However, the younger generation, all is not lost. Obviously, some behavioral changes are immediately visible, such as customers returning to showrooms, environmental activists abandoning plant gate protests or a rapidly improving job retention rate. We follow less obvious behavioral change by monitoring indicators that directly impact behavior like comments in community meetings and business speeches, local newspaper, radio and TV editorials, emails from audience members and thought-leaders, and public statements by political figures and local celebrities.
We even shadow our very own communications tactics looking to monitor their effect on audience perception — tactics for example face-to-face meetings, Internet ezines and email, hand-placed newspaper and magazine feature articles and broadcast appearances, special consumer briefings, news releases, announcement luncheons, onsite media interviews, facility tours, brochures as well as special events like promotional contests, financial road shows, awards ceremonies, trade conventions, celebrity appearances and open houses — each made to impact individual perception and behavior.
And it does work — we ARE able to demonstrate an effect on perception and behavior for that employer/client. But affordable professional opinion/behavioral surveys is the best solution. Clearly, solving this challenge remains a major challenge for the public relations and survey disciplines.
An additional piece of advice for the soon-to-be pr professional. As we commence to achieve proficiency in public areas relations, an action pathway to success also begins to appear:
* identify the problem
* identify target audiences
* set the general public relations goal
* set the public relations strategy
* prepare persuasive messages
* select and implement key communications tactics
* monitor progress
* along with the end game?

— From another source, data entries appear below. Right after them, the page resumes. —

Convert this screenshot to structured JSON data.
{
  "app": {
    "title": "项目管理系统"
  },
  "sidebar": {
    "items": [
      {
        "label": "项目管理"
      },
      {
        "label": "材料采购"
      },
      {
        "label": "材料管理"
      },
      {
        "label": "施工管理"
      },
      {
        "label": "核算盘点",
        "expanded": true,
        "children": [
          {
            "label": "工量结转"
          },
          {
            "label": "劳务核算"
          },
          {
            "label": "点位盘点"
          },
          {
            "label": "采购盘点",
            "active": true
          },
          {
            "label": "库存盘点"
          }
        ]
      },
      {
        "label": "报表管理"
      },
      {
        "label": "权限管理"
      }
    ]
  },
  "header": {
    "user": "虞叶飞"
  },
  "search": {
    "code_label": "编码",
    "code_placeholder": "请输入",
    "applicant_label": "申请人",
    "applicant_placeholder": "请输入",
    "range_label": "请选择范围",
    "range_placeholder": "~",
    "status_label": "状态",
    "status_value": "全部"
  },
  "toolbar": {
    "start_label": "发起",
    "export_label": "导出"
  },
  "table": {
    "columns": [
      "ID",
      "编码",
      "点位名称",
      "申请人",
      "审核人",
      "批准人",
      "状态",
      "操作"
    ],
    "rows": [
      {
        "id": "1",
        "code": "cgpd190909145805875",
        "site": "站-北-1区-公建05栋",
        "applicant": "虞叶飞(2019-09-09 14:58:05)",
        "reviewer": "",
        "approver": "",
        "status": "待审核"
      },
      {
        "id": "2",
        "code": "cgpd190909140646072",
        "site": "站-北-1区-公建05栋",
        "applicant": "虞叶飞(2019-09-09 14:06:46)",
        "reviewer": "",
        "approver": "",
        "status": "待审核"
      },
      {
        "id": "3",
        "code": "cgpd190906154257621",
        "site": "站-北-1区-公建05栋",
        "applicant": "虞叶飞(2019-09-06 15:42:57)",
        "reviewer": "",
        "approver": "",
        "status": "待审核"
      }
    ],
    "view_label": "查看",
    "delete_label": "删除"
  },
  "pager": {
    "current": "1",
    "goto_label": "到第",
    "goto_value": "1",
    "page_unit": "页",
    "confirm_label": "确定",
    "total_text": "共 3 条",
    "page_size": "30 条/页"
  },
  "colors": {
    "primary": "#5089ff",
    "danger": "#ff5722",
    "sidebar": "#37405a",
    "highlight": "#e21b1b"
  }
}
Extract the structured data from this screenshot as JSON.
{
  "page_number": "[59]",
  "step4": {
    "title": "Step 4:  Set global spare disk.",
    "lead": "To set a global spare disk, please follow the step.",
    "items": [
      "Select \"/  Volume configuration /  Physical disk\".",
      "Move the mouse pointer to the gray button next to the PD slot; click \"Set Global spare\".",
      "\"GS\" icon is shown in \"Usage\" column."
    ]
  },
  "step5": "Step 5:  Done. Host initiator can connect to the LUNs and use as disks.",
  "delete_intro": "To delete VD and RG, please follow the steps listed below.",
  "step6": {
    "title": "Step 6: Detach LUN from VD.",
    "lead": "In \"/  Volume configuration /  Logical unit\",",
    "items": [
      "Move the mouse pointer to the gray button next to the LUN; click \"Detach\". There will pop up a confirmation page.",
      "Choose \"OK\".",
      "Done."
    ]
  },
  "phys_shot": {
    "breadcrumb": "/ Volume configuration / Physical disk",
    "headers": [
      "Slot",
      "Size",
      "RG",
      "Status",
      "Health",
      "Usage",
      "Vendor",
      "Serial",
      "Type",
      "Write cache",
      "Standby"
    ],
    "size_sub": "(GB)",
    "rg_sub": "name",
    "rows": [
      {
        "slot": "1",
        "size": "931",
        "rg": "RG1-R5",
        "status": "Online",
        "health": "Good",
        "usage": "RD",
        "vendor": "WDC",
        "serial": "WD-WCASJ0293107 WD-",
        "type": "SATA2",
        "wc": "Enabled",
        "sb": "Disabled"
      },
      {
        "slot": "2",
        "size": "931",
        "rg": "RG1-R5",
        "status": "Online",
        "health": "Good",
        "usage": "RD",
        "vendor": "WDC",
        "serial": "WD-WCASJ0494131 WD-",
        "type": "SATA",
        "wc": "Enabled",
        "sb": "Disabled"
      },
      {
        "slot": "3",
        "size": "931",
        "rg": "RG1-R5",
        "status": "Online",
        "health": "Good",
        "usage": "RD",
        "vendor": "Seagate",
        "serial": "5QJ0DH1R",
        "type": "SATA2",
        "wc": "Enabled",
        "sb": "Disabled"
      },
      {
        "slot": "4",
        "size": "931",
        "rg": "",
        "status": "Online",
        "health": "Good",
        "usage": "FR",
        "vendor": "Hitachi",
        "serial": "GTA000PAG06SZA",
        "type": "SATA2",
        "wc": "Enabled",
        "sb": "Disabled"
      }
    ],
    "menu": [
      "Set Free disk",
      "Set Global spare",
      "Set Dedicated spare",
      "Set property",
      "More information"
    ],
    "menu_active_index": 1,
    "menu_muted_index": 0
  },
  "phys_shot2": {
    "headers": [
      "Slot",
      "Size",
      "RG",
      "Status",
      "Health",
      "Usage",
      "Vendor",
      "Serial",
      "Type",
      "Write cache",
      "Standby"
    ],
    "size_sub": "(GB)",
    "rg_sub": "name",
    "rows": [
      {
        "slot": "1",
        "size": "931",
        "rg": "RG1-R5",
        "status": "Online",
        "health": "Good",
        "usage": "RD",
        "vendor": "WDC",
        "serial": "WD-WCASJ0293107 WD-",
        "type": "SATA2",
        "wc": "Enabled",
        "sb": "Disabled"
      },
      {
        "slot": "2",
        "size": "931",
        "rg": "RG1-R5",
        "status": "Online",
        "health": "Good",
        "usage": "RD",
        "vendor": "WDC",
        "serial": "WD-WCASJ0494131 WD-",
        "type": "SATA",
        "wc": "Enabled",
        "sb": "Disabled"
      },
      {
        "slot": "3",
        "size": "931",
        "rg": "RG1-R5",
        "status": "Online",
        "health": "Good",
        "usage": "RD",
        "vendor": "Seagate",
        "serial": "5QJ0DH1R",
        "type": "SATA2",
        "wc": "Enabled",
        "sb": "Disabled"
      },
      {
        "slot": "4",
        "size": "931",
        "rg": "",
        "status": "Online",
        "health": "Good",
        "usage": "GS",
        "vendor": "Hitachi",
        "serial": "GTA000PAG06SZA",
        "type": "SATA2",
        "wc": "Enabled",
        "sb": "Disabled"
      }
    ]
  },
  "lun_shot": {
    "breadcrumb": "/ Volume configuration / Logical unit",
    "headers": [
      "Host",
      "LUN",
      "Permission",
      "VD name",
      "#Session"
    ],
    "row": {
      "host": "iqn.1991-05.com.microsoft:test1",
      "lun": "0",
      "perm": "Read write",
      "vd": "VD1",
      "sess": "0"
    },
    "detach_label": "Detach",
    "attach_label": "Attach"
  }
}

Fulfill the behavior modification goal.
I really hope these remarks bring about a broadened comprehension of the fundamental function of publicity in our organizations, especially among our entry-level colleagues. Especially, how it can strengthen relationships with those important teams of people — those target audiences, those “publics” whose perceptions and behaviors will help or hinder the achievement in our employer/client’s business objectives.
One last thought for those entering or planning to enter the field of public relations — you’ll know you’ve attained each public relations end game in the event the changes in behaviors become truly apparent through feedback such as increased numbers of positive media reports, encouraging supplier and thought-leader comment, and increasingly upbeat employee and community chatter.
Quite simply, sound strategy joined with effective tactics leads right to the bottom line — altered perceptions, modified behaviors, and a public relations homerun.